a young cadre of social scientists […] is quietly rethinking business as usual in academia. Though their work fits squarely in the established field of disaster sociology, the Research Lab is deeply invested in pushing the boundaries between scholarly research and efforts to make real change.
He interviewed me in writing the story. I thought I had rambled incoherently, but he did a nice job picking out some comprehensible bits—especially in relating the way that our mutual aid, public engagement approach made it possible to see the storm’s aftermath in an especially expansive way (or with a lot of depth of field):
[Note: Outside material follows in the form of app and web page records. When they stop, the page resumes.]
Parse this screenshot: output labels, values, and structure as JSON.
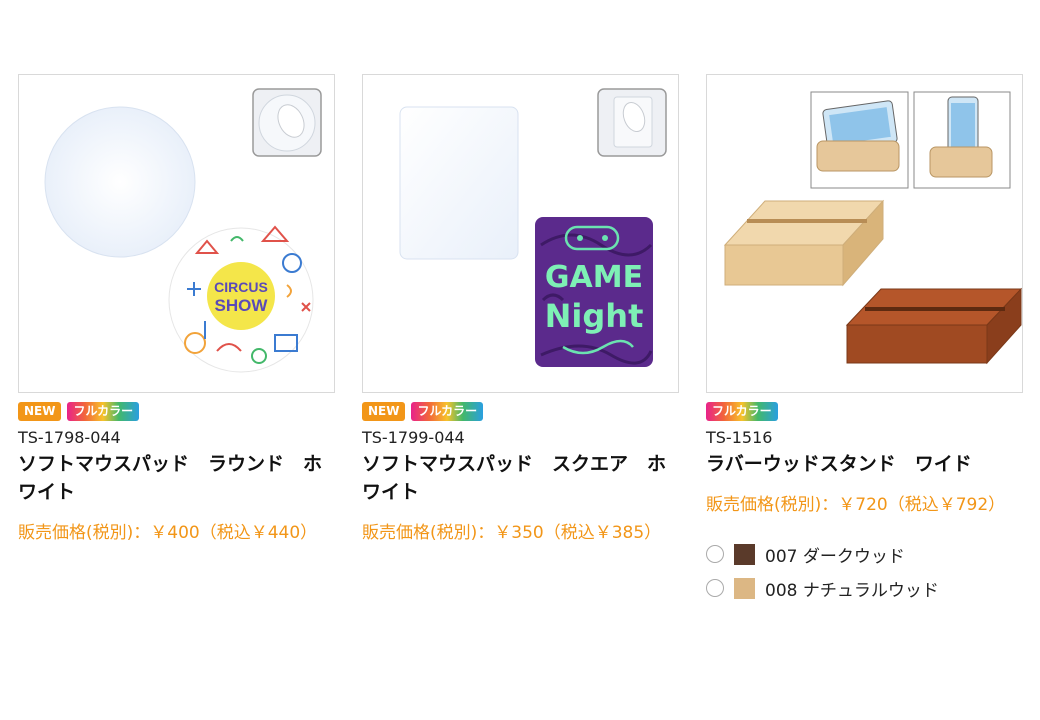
{
  "products": [
    {
      "badges": {
        "new": "NEW",
        "full_color": "フルカラー"
      },
      "code": "TS-1798-044",
      "name": "ソフトマウスパッド　ラウンド　ホワイト",
      "price": "販売価格(税別)：￥400（税込￥440）"
    },
    {
      "badges": {
        "new": "NEW",
        "full_color": "フルカラー"
      },
      "code": "TS-1799-044",
      "name": "ソフトマウスパッド　スクエア　ホワイト",
      "price": "販売価格(税別)：￥350（税込￥385）"
    },
    {
      "badges": {
        "full_color": "フルカラー"
      },
      "code": "TS-1516",
      "name": "ラバーウッドスタンド　ワイド",
      "price": "販売価格(税別)：￥720（税込￥792）",
      "colors": [
        {
          "label": "007 ダークウッド",
          "swatch": "#5a3a2a"
        },
        {
          "label": "008 ナチュラルウッド",
          "swatch": "#dcb784"
        }
      ]
    }
  ],
  "image_text": {
    "circus_1": "CIRCUS",
    "circus_2": "SHOW",
    "game_1": "GAME",
    "game_2": "Night"
  }
}
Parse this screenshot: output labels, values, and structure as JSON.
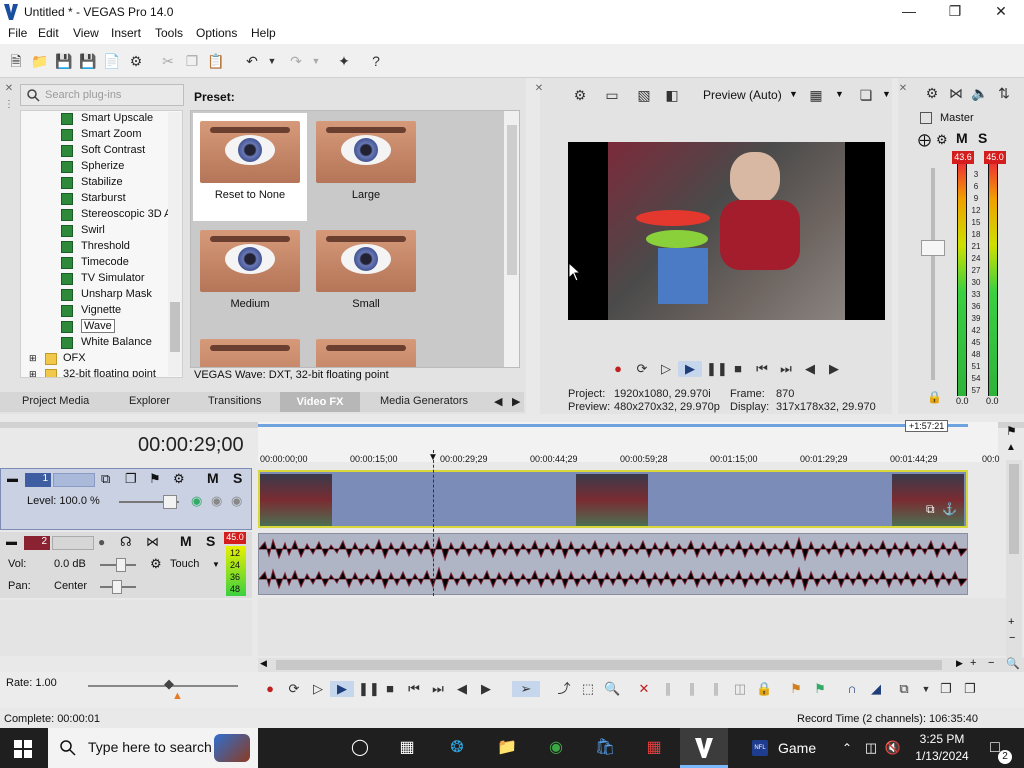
{
  "window": {
    "title": "Untitled * - VEGAS Pro 14.0",
    "minimize": "—",
    "maximize": "❐",
    "close": "✕"
  },
  "menu": [
    "File",
    "Edit",
    "View",
    "Insert",
    "Tools",
    "Options",
    "Help"
  ],
  "plugins": {
    "search_placeholder": "Search plug-ins",
    "items": [
      "Smart Upscale",
      "Smart Zoom",
      "Soft Contrast",
      "Spherize",
      "Stabilize",
      "Starburst",
      "Stereoscopic 3D A",
      "Swirl",
      "Threshold",
      "Timecode",
      "TV Simulator",
      "Unsharp Mask",
      "Vignette",
      "Wave",
      "White Balance"
    ],
    "folder_ofx": "OFX",
    "folder_partial": "32-bit floating point"
  },
  "preset": {
    "heading": "Preset:",
    "items": [
      "Reset to None",
      "Large",
      "Medium",
      "Small"
    ],
    "caption": "VEGAS Wave: DXT, 32-bit floating point"
  },
  "tabs": [
    "Project Media",
    "Explorer",
    "Transitions",
    "Video FX",
    "Media Generators"
  ],
  "preview": {
    "mode": "Preview (Auto)",
    "project_label": "Project:",
    "project_value": "1920x1080, 29.970i",
    "preview_label": "Preview:",
    "preview_value": "480x270x32, 29.970p",
    "frame_label": "Frame:",
    "frame_value": "870",
    "display_label": "Display:",
    "display_value": "317x178x32, 29.970"
  },
  "mixer": {
    "label": "Master",
    "M": "M",
    "S": "S",
    "peak_left": "43.6",
    "peak_right": "45.0",
    "scale": [
      "3",
      "6",
      "9",
      "12",
      "15",
      "18",
      "21",
      "24",
      "27",
      "30",
      "33",
      "36",
      "39",
      "42",
      "45",
      "48",
      "51",
      "54",
      "57"
    ],
    "bottom_left": "0.0",
    "bottom_right": "0.0"
  },
  "timeline": {
    "timecode": "00:00:29;00",
    "duration_badge": "+1:57:21",
    "ruler": [
      "00:00:00;00",
      "00:00:15;00",
      "00:00:29;29",
      "00:00:44;29",
      "00:00:59;28",
      "00:01:15;00",
      "00:01:29;29",
      "00:01:44;29",
      "00:0"
    ],
    "video_track": {
      "num": "1",
      "level": "Level: 100.0 %",
      "M": "M",
      "S": "S"
    },
    "audio_track": {
      "num": "2",
      "vol_label": "Vol:",
      "vol_value": "0.0 dB",
      "pan_label": "Pan:",
      "pan_value": "Center",
      "touch": "Touch",
      "M": "M",
      "S": "S",
      "peak": "45.0",
      "meter_scale": [
        "12",
        "24",
        "36",
        "48"
      ]
    }
  },
  "transport": {
    "rate": "Rate: 1.00"
  },
  "status": {
    "complete": "Complete: 00:00:01",
    "record_time": "Record Time (2 channels): 106:35:40"
  },
  "taskbar": {
    "search_placeholder": "Type here to search",
    "game_label": "Game",
    "nfl": "NFL",
    "time": "3:25 PM",
    "date": "1/13/2024",
    "notifications": "2"
  }
}
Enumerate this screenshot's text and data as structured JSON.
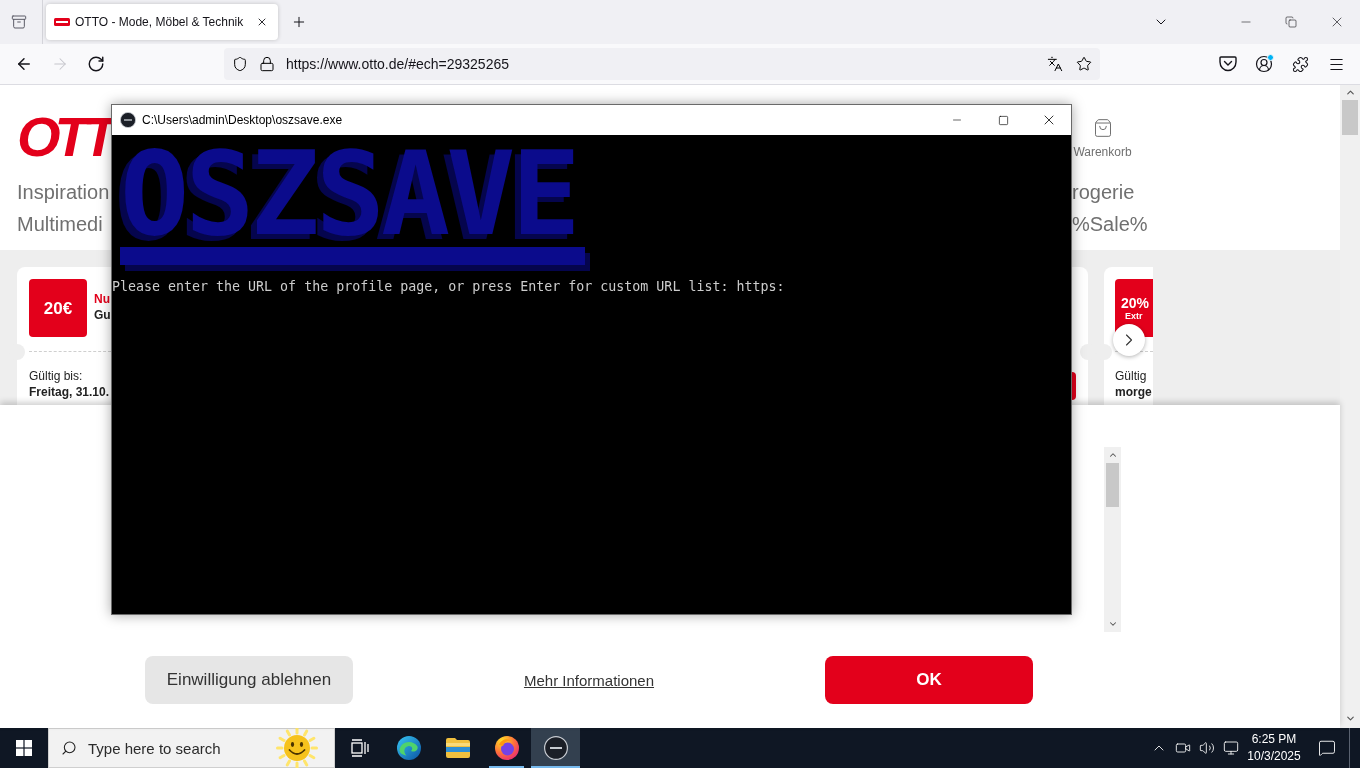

Perhaps even more significantly, they pooled all of their individual research and made it public. “It’s a novel method that allowed us to use a data set that none of us individually could have come up with,” [Cohen] said. “In the age of Occupy Wall Street, some of those ideals of transparency and openness can and should thrive in research.”